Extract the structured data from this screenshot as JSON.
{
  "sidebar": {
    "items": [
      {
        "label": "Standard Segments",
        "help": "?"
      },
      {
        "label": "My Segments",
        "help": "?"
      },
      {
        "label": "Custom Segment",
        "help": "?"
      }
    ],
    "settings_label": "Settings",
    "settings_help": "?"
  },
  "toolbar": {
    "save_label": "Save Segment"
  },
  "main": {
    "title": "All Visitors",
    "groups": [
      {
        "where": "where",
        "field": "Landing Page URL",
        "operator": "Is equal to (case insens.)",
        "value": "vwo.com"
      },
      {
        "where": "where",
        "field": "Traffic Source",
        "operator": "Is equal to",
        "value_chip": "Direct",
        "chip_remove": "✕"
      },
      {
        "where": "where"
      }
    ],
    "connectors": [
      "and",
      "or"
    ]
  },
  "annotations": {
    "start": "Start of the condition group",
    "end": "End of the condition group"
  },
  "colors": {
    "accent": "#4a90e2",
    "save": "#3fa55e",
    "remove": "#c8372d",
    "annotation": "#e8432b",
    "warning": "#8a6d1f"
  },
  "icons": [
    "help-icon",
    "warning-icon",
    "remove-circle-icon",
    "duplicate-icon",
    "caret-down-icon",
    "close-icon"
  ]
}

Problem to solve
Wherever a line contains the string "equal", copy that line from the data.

Solution for this problem
        "operator": "Is equal to (case insens.)",
        "operator": "Is equal to",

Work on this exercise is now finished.